TVA, which begins its fiscal year today, will begin to amortize that debt once the unit is declared commercial , adding more than $200 million a year to TVA's annual budget costs, according to TVA Chief Financial officer John Thomas.

Despite the additional debt service charges for TVA with the new reactor coming into the rate base, the new reactor will help TVA meets its goal of generating more than half of its power from non-carbon sources by 2020. TVA operates 29 hydroelectric dams and is buying more wind and solar power as well as encouraging more energy conservation.

A study released this week by the consulting firm of the Horinko Group for the pro-nuclear advocacy organization Nuclear Matters estimates that U.S. nuclear plants will save about $85 billion a year worth of carbon-abatement value by 2020 in meeting the carbon reduction targets set in EPA's Clean Power Plan.

TVA projects its future power demand will be relatively stable but it is using the new nuclear plant to make up for power previously generated by 18 coal-fired units TVA has or soon will shut down.

The slower growth in the demand for electricity led TVA scrap plans in the 1980s to finish building its Hartsville and Phipps Bend nuclear plants in Tennessee and its Yellow Creek nuclear plant in Mississippi.

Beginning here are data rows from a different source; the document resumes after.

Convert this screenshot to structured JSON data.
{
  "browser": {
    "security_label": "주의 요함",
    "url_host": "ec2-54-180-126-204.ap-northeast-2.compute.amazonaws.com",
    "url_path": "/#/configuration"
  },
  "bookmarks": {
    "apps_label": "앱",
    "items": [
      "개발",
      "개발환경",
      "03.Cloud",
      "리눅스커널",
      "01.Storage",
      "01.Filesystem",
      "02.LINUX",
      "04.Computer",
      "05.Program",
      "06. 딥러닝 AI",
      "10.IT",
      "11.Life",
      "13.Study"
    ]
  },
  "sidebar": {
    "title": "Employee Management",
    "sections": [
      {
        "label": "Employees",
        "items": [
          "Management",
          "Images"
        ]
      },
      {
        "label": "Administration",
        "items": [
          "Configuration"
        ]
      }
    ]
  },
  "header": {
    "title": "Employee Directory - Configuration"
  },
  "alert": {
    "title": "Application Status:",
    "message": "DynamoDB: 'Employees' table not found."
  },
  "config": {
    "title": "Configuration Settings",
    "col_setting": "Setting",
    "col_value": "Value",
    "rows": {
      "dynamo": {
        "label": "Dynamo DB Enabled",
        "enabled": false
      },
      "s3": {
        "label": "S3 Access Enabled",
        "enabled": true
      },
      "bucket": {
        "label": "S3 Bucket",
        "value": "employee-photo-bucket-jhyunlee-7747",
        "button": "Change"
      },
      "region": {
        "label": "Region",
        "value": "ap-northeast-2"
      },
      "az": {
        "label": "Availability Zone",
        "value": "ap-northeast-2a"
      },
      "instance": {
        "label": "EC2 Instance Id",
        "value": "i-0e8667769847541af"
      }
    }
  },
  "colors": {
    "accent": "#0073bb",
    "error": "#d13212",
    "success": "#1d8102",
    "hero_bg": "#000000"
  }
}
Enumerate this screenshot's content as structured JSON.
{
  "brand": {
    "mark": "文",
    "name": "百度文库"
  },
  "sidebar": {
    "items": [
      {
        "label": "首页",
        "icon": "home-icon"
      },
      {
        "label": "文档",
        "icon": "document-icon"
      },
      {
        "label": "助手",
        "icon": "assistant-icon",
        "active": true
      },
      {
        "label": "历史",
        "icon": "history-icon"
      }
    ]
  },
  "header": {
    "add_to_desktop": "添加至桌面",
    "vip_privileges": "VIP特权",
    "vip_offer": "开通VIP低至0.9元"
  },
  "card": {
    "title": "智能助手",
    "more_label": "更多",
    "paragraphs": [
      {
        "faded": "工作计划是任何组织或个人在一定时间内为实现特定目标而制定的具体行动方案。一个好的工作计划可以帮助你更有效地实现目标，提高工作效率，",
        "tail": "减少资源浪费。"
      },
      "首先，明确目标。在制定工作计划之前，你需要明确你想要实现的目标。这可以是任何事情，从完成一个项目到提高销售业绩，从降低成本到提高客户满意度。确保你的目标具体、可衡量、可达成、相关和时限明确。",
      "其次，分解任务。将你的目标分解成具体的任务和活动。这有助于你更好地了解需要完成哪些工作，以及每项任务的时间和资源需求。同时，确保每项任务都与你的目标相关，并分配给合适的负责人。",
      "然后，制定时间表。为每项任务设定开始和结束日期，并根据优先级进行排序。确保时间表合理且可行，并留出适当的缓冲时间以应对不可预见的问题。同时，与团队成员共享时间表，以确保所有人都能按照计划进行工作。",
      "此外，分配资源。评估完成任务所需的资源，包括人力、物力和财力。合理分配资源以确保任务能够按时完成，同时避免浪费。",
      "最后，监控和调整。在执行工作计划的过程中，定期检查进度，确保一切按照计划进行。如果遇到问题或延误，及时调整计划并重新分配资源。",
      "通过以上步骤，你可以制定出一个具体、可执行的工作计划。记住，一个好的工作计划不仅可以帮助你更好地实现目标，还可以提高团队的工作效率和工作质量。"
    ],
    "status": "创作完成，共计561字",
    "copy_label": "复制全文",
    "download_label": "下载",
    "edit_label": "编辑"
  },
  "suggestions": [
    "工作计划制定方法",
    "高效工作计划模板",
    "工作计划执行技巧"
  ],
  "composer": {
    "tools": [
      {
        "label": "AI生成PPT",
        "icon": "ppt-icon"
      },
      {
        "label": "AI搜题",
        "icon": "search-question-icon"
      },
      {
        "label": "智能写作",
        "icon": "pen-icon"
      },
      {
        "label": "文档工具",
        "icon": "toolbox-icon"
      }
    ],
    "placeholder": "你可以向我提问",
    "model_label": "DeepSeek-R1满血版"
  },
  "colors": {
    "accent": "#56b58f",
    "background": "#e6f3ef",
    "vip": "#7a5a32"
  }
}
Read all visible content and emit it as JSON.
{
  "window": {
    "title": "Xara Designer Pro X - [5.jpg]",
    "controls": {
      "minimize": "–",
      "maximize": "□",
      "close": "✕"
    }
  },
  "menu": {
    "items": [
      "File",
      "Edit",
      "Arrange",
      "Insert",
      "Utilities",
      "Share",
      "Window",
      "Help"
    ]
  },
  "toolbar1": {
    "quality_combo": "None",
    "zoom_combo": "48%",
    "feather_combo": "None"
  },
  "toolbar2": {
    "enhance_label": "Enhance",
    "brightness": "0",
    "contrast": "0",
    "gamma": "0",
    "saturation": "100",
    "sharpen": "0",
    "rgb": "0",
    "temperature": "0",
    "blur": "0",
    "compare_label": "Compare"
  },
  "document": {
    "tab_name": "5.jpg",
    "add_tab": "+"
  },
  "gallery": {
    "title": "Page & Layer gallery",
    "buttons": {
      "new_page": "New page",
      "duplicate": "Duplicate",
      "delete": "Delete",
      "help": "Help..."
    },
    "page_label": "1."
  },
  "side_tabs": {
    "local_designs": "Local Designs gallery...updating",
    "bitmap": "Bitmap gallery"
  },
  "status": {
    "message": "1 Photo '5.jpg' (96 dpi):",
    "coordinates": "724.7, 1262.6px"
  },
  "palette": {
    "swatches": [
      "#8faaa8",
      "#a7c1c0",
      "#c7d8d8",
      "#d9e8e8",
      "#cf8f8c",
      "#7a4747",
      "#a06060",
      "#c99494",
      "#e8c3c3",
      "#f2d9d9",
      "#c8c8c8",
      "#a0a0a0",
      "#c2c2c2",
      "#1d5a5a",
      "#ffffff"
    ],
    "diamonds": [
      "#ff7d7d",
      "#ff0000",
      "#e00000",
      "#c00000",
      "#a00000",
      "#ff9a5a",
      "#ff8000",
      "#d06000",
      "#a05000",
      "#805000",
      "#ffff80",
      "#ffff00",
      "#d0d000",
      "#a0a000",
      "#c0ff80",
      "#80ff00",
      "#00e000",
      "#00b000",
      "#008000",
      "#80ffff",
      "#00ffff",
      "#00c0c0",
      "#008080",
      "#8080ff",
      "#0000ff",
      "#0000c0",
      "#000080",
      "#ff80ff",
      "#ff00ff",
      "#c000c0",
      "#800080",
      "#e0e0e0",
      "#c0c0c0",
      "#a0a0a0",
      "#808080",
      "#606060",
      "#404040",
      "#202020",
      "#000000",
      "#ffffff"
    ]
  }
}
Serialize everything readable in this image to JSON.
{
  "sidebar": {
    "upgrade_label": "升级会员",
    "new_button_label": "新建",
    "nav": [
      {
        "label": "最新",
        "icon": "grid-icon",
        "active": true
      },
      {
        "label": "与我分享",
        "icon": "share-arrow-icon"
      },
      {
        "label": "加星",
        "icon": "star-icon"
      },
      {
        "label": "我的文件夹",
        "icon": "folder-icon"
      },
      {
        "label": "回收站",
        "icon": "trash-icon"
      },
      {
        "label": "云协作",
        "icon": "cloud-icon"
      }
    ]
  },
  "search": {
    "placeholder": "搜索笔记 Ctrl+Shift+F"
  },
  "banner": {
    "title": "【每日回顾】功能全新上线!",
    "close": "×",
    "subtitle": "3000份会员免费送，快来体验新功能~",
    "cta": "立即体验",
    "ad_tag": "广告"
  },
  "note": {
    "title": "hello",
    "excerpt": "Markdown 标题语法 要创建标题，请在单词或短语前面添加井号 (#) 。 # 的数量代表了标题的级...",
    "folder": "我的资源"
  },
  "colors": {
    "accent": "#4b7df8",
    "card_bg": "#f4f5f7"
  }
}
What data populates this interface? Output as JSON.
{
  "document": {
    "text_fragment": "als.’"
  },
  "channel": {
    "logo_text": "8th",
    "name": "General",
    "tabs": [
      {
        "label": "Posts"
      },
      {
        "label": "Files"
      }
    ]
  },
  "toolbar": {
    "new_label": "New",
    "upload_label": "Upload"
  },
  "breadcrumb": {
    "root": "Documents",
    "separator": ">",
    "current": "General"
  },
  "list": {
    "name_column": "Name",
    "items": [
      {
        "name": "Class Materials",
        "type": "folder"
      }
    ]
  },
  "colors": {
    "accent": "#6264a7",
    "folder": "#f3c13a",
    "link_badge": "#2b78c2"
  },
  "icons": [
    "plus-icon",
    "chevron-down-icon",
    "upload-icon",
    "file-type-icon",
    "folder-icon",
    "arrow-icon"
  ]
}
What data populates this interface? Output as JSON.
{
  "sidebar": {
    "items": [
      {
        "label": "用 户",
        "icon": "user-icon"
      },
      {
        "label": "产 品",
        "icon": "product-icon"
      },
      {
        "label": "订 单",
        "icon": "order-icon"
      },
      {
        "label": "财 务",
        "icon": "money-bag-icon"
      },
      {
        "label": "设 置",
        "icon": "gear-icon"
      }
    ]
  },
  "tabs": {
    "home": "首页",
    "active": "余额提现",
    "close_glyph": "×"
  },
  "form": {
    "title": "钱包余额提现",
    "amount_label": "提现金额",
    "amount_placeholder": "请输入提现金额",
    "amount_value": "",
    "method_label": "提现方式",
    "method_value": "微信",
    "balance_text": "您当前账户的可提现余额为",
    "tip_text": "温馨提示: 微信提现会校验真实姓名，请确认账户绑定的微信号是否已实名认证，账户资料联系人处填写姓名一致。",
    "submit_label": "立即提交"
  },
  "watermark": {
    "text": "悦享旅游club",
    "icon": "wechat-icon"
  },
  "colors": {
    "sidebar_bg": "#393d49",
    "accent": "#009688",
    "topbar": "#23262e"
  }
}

Earlier this year TVA finally decided to also give up on its Bellefonte nuclear plant. TVA plans to sell the site of the twin-reactor Bellefonte plant in Alabama later this month.

Contact Dave Flessner at or at 423-757-6340.